(Stored data entries)
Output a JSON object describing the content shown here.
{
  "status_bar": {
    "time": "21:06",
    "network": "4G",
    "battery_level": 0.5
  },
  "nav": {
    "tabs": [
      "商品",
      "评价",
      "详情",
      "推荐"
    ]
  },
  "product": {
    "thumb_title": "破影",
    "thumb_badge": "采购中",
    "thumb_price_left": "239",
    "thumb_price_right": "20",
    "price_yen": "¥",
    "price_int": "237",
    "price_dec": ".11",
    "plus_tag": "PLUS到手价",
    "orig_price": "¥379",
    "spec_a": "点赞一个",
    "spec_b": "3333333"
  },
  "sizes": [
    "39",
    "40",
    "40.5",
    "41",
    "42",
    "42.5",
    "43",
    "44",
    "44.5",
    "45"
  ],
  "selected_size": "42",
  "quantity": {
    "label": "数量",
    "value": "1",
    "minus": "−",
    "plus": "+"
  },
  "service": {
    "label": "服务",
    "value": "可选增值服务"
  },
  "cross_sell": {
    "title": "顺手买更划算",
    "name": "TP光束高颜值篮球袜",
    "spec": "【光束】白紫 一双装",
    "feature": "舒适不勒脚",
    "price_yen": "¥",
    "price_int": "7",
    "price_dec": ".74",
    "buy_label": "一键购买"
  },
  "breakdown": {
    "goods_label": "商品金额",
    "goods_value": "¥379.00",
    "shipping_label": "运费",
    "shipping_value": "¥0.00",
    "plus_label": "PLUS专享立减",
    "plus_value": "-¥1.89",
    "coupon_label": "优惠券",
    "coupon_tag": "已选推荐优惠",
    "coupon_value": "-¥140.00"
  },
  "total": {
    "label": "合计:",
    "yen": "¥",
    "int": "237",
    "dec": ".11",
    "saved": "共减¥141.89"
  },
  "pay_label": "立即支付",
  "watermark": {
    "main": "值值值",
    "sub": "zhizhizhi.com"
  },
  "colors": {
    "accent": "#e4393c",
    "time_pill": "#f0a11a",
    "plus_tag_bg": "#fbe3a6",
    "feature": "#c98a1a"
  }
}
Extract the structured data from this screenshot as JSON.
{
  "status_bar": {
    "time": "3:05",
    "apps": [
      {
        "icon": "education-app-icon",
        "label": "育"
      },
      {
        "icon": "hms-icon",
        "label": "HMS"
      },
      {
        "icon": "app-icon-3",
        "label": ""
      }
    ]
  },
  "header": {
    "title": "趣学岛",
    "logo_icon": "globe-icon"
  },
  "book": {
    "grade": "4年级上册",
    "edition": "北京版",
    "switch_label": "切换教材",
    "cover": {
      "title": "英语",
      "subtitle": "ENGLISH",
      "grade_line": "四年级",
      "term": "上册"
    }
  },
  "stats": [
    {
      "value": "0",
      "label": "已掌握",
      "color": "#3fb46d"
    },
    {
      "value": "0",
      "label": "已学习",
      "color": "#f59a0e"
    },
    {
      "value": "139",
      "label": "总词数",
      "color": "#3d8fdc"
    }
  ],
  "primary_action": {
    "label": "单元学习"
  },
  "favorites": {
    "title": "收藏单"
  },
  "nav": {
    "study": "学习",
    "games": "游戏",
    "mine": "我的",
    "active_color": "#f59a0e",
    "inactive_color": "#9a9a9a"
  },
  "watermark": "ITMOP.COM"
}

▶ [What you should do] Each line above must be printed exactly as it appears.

▶ [Answer]
Output a JSON object describing the content shown here.
{
  "status_bar": {
    "time": "21:06",
    "network": "4G",
    "battery_level": 0.5
  },
  "nav": {
    "tabs": [
      "商品",
      "评价",
      "详情",
      "推荐"
    ]
  },
  "product": {
    "thumb_title": "破影",
    "thumb_badge": "采购中",
    "thumb_price_left": "239",
    "thumb_price_right": "20",
    "price_yen": "¥",
    "price_int": "237",
    "price_dec": ".11",
    "plus_tag": "PLUS到手价",
    "orig_price": "¥379",
    "spec_a": "点赞一个",
    "spec_b": "3333333"
  },
  "sizes": [
    "39",
    "40",
    "40.5",
    "41",
    "42",
    "42.5",
    "43",
    "44",
    "44.5",
    "45"
  ],
  "selected_size": "42",
  "quantity": {
    "label": "数量",
    "value": "1",
    "minus": "−",
    "plus": "+"
  },
  "service": {
    "label": "服务",
    "value": "可选增值服务"
  },
  "cross_sell": {
    "title": "顺手买更划算",
    "name": "TP光束高颜值篮球袜",
    "spec": "【光束】白紫 一双装",
    "feature": "舒适不勒脚",
    "price_yen": "¥",
    "price_int": "7",
    "price_dec": ".74",
    "buy_label": "一键购买"
  },
  "breakdown": {
    "goods_label": "商品金额",
    "goods_value": "¥379.00",
    "shipping_label": "运费",
    "shipping_value": "¥0.00",
    "plus_label": "PLUS专享立减",
    "plus_value": "-¥1.89",
    "coupon_label": "优惠券",
    "coupon_tag": "已选推荐优惠",
    "coupon_value": "-¥140.00"
  },
  "total": {
    "label": "合计:",
    "yen": "¥",
    "int": "237",
    "dec": ".11",
    "saved": "共减¥141.89"
  },
  "pay_label": "立即支付",
  "watermark": {
    "main": "值值值",
    "sub": "zhizhizhi.com"
  },
  "colors": {
    "accent": "#e4393c",
    "time_pill": "#f0a11a",
    "plus_tag_bg": "#fbe3a6",
    "feature": "#c98a1a"
  }
}
Extract the structured data from this screenshot as JSON.
{
  "status_bar": {
    "time": "3:05",
    "apps": [
      {
        "icon": "education-app-icon",
        "label": "育"
      },
      {
        "icon": "hms-icon",
        "label": "HMS"
      },
      {
        "icon": "app-icon-3",
        "label": ""
      }
    ]
  },
  "header": {
    "title": "趣学岛",
    "logo_icon": "globe-icon"
  },
  "book": {
    "grade": "4年级上册",
    "edition": "北京版",
    "switch_label": "切换教材",
    "cover": {
      "title": "英语",
      "subtitle": "ENGLISH",
      "grade_line": "四年级",
      "term": "上册"
    }
  },
  "stats": [
    {
      "value": "0",
      "label": "已掌握",
      "color": "#3fb46d"
    },
    {
      "value": "0",
      "label": "已学习",
      "color": "#f59a0e"
    },
    {
      "value": "139",
      "label": "总词数",
      "color": "#3d8fdc"
    }
  ],
  "primary_action": {
    "label": "单元学习"
  },
  "favorites": {
    "title": "收藏单"
  },
  "nav": {
    "study": "学习",
    "games": "游戏",
    "mine": "我的",
    "active_color": "#f59a0e",
    "inactive_color": "#9a9a9a"
  },
  "watermark": "ITMOP.COM"
}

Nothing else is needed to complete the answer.